- Keep these items out of reach of children and pets.
- Regularly check for damaged or deteriorating items and dispose of them safely.
Safe disposal of radioactive materials is critical. Communities should have established procedures for disposing of such items, including:
- Radioactive waste disposal facilities that can accept and process hazardous materials.
- Guidelines for homeowners to safely dispose of radioactive objects they come across.
- Programs for the responsible disposal of common household items containing radioactive materials, like smoke detectors.
To ensure that homes and properties remain safe, regular inspections can be conducted. These inspections can involve:
- Surveying vacant lots and public spaces for hazardous materials.
- Encouraging homeowners to have their properties inspected for potential hazards.
- Monitoring the condition of known radioactive materials, such as those in medical facilities or research labs.
Regulations and guidelines governing the use, storage, and disposal of radioactive materials must be strictly enforced. This includes:
- Regular audits and inspections of facilities that handle radioactive substances.
- Penalties for individuals or organizations found in violation of safety regulations.
- Collaboration between local, state, and federal agencies to ensure compliance with safety standards.
In the event of a radioactive incident, preparedness is key. Communities should have well-established:
- Emergency response plans outlining procedures for addressing incidents involving radioactive materials.
- Communication protocols for alerting residents and authorities about potential hazards.
- Resources and personnel trained to respond to and mitigate radioactive incidents.
To encourage vigilance within communities, public reporting mechanisms can be established. These mechanisms allow individuals to report suspicious objects or incidents anonymously, reducing barriers to reporting:
- Hotlines or websites where residents can report concerns about hazardous materials.
- Whistleblower protections to ensure that individuals who report potential hazards are not subject to retaliation.
Continued research and innovation in the field of radioactive materials management are essential. This includes:
- Developing new technologies for the safe handling and disposal of radioactive materials.

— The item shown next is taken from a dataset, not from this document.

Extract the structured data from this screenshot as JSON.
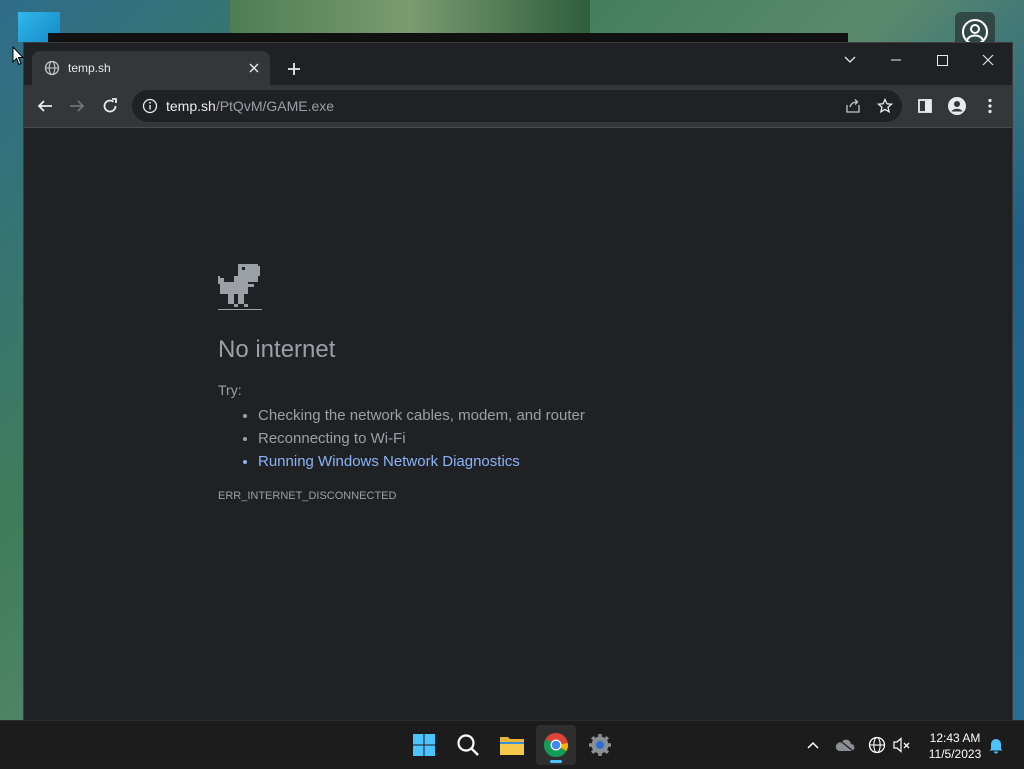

- Conducting research into more secure and less hazardous alternatives for certain applications.
- Advancing the understanding of radioactive materials' effects on human health and the environment.
Communities and organizations should collaborate and share information regarding radioactive materials to improve safety:
- Establishing networks for sharing best practices and lessons learned.
- Collaborating with neighboring regions to address cross-border radioactive material concerns.
- Sharing information with the public about the presence of radioactive materials and safety measures.
Engaging the public in discussions and decision-making regarding radioactive materials can foster a sense of shared responsibility and awareness:
- Hosting town hall meetings and public forums to discuss safety measures.
- Seeking input from residents on safety initiatives and policies.
- Encouraging community participation in efforts to prevent radioactive incidents.
The tragic incident involves a 10-year-old boy who found a radioactive capsule and brought it inside his house, leading to dire consequences.
The capsule contained a radioactive isotope called cobalt-60.
Ionizing radiation emitted by the capsule can damage living tissue on a cellular level and poses a significant health risk.
This incident underscores the importance of proper handling and disposal of radioactive materials and the need for public awareness campaigns about potential dangers.
The tragic story of boy in Mexico who found radioactive capsule and brought it inside house serves as a somber cautionary tale. It underscores the critical importance of safety protocols and public awareness regarding the handling of hazardous materials, especially in communities where industrial or radioactive substances may pose unforeseen risks. The loss of this young life reminds us all of the profound responsibility we share in safeguarding our environment and protecting our children from harm.